• 2018 - All organizations are required to be compliant as of May 25, 2018.
As you may have gathered by now, the GDPR is a sweeping data privacy law devised to give EU citizens more control over their data. In fact, the GDPR prioritizes an individual’s rights over their data above everything else.
To accomplish this, it codifies various individual data rights, establishes key principles for data protection, and defines requirements for businesses to comply.
The GDPR applies to businesses who offer goods and services to EU citizens (also called data subjects), whether or not the business operates within the EU. When these businesses handle EU citizen data (including monitoring online behavior), they are broken down into two data-handling categories: processors and controllers.
At this point, it will help to go over a few basic definitions under GDPR:
• Data subject - any EU citizen (“an identified or identifiable natural person”) whose data is collected, monitored, processed, etc.
• Data processing - any automated or manual action performed on personal data
• Data controller - any party that handles and decides why and how data subject information is processed
• Data processor - any third party that processes personal data for a data controller
Now that you know the GDPR’s purpose and who it applies to, what are the privacy rights of the individual data subject? Here they are with a summary of each right:
• Right to be informed - Clear information must be provided to data subjects regarding how their personal information is collected and processed.
• Right to access - Collected personal data must be provided to data subjects on request.
• Right to rectification - Data subjects may correct inaccurate personal data.
• Right to erasure/right to be forgotten - Collected personal data must be deleted upon request.
• Right to restrict processing - Data subjects can limit how their personal information is processed under certain conditions.
• Right to data portability - Data subjects may move their data from one controller to another.
• Right to object - Data subjects can object to the processing of their data.
• Right to object to automated processing - Data subjects may object to automated data processing that legally affects them.
Of the 99 articles that currently make up the GDPR, Article 5 covers seven “Principles relating to the processing of personal data” in which tenets are laid out for the protection of personal data. If you collect or process personal data under the GDPR, you must protect data with the following principles in mind:
• Lawfulness, fairness, and transparency: You should process personal data lawfully, fairly, and transparently.
• Purpose limitation: You must collect personal data only for a specific and limited purpose.
• Data minimization: You must minimize the data collected to be adequate, relevant, and limited to what is necessary.
• Accuracy: Keep data accurate and up-to-date, and correct inaccuracies when possible.
• Storage limitation: Do not store personal data for longer than necessary.
• Integrity and confidentiality: You must ensure security measures are in place to maintain data integrity and confidentiality when processing personal data.
• Accountability: The data controller must show compliance with all the above principles.

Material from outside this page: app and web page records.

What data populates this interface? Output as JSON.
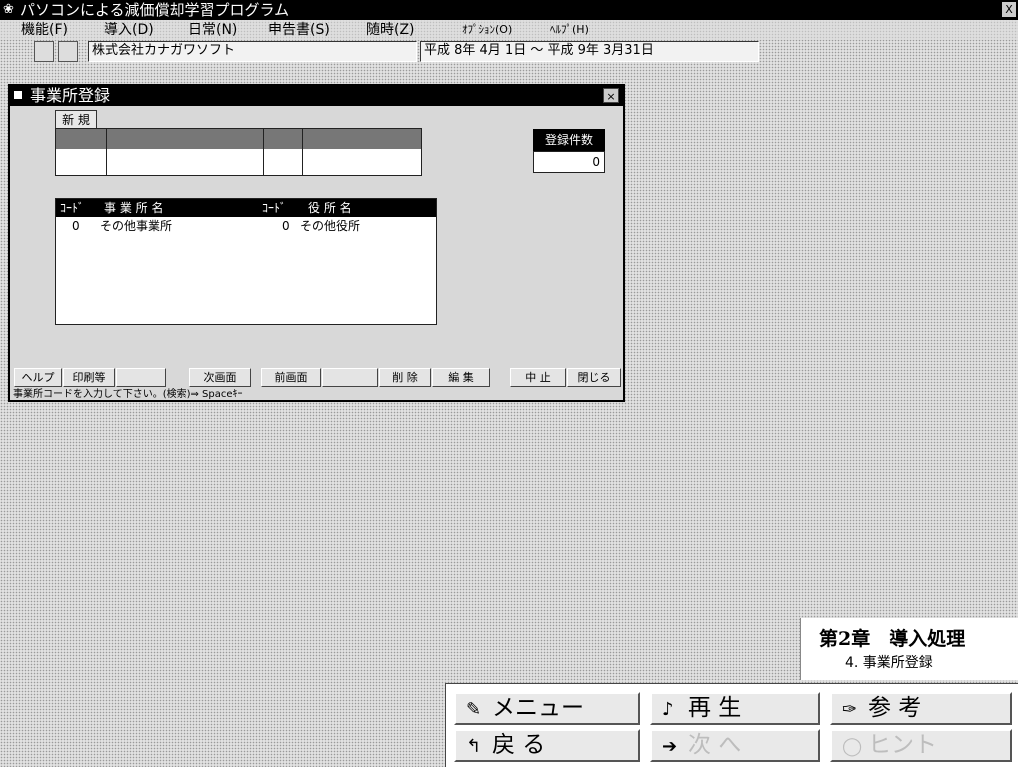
{
  "window": {
    "title": "パソコンによる減価償却学習プログラム",
    "app_icon": "app-icon",
    "close_glyph": "X"
  },
  "menu": {
    "items": [
      "機能(F)",
      "導入(D)",
      "日常(N)",
      "申告書(S)",
      "随時(Z)",
      "ｵﾌﾟｼｮﾝ(O)",
      "ﾍﾙﾌﾟ(H)"
    ]
  },
  "infobar": {
    "company": "株式会社カナガワソフト",
    "period": "平成 8年 4月 1日 ～ 平成 9年 3月31日"
  },
  "dialog": {
    "title": "事業所登録",
    "close_glyph": "×",
    "tab_new": "新 規",
    "count_label": "登録件数",
    "count_value": "0",
    "list_headers": [
      "ｺｰﾄﾞ",
      "事 業 所 名",
      "ｺｰﾄﾞ",
      "役 所 名"
    ],
    "rows": [
      {
        "code": "0",
        "office": "その他事業所",
        "gov_code": "0",
        "gov_office": "その他役所"
      }
    ],
    "fkeys": [
      "ヘルプ",
      "印刷等",
      "",
      "次画面",
      "前画面",
      "",
      "削 除",
      "編 集",
      "中 止",
      "閉じる"
    ],
    "status": "事業所コードを入力して下さい。(検索)⇒ Spaceｷｰ"
  },
  "chapter": {
    "title": "第2章　導入処理",
    "subtitle": "4. 事業所登録"
  },
  "nav": {
    "menu": {
      "label": "メニュー",
      "icon": "menu-icon",
      "glyph": "✎"
    },
    "play": {
      "label": "再 生",
      "icon": "play-icon",
      "glyph": "♪"
    },
    "ref": {
      "label": "参 考",
      "icon": "reference-icon",
      "glyph": "✑"
    },
    "back": {
      "label": "戻 る",
      "icon": "back-arrow-icon",
      "glyph": "↰"
    },
    "next": {
      "label": "次 へ",
      "icon": "next-arrow-icon",
      "glyph": "➔"
    },
    "hint": {
      "label": "ヒント",
      "icon": "hint-icon",
      "glyph": "◯"
    }
  }
}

If your business is looking to become GDPR compliant, there are a few things to keep in mind.
First, be sure you are familiar with GDPR basics by not only reading this post but reading the full text of the regulation.

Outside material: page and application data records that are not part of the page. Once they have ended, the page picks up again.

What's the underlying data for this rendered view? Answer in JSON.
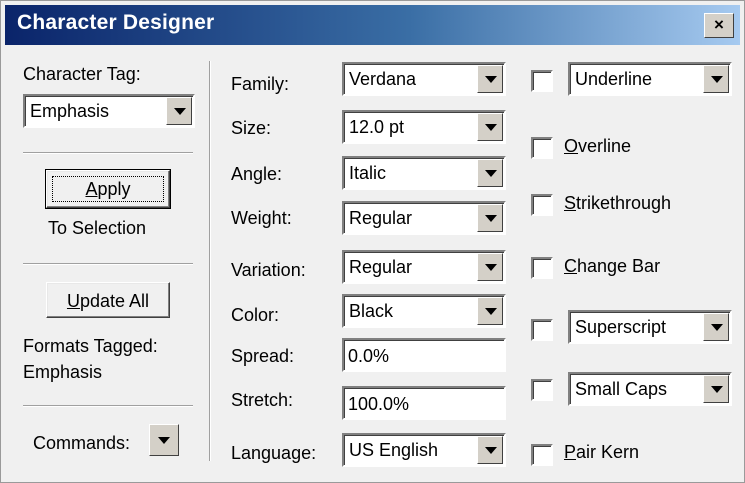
{
  "window": {
    "title": "Character Designer",
    "close_label": "×"
  },
  "left": {
    "tag_label": "Character Tag:",
    "tag_value": "Emphasis",
    "apply_button": {
      "pre": "",
      "u": "A",
      "post": "pply"
    },
    "to_selection": "To Selection",
    "update_all_button": {
      "u": "U",
      "post": "pdate All"
    },
    "formats_tagged_label": "Formats Tagged:",
    "formats_tagged_value": "Emphasis",
    "commands_label": "Commands:"
  },
  "props": {
    "family": {
      "label": "Family:",
      "value": "Verdana"
    },
    "size": {
      "label": "Size:",
      "value": "12.0 pt"
    },
    "angle": {
      "label": "Angle:",
      "value": "Italic"
    },
    "weight": {
      "label": "Weight:",
      "value": "Regular"
    },
    "variation": {
      "label": "Variation:",
      "value": "Regular"
    },
    "color": {
      "label": "Color:",
      "value": "Black"
    },
    "spread": {
      "label": "Spread:",
      "value": "0.0%"
    },
    "stretch": {
      "label": "Stretch:",
      "value": "100.0%"
    },
    "language": {
      "label": "Language:",
      "value": "US English"
    }
  },
  "effects": {
    "underline": {
      "value": "Underline"
    },
    "overline": {
      "u": "O",
      "post": "verline"
    },
    "strikethrough": {
      "u": "S",
      "post": "trikethrough"
    },
    "change_bar": {
      "u": "C",
      "post": "hange Bar"
    },
    "superscript": {
      "value": "Superscript"
    },
    "small_caps": {
      "value": "Small Caps"
    },
    "pair_kern": {
      "u": "P",
      "post": "air Kern"
    }
  }
}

Next, know and implement the Data Protection Principles of Article 5 and be able to fulfill all the data subjects’ rights and requests.
In addition, be sure your business implements other compliance requirements, such as:

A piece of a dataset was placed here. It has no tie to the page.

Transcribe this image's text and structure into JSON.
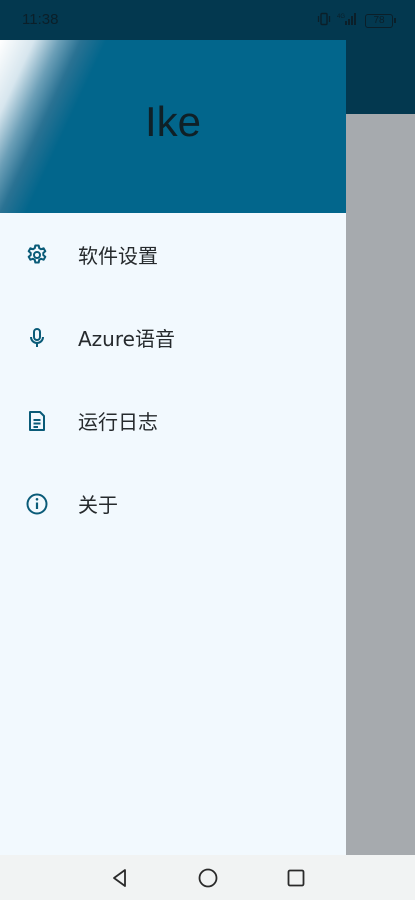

• Compliant record keeping of all processing activities
• Other physical, technical, and administrative security measures and tests
• Data breach notifications (to authorities, individuals, media, etc.)
• A Data Protection Officer (DPO) who oversees and leads all GDPR compliance activities
Remember, if you control or process covered personal data under the GDPR and you are not compliant, your business is at risk of steep fines for violations.
The GDPR is arguably the strongest data privacy law in the world. With its deep history, a full suite of protective individual data rights, security principles, and compliance requirements, it is a framework that many countries and states who care about privacy can model and build upon.
If your company is controlling or processing EU data subjects’ personal information, you must be GDPR compliant.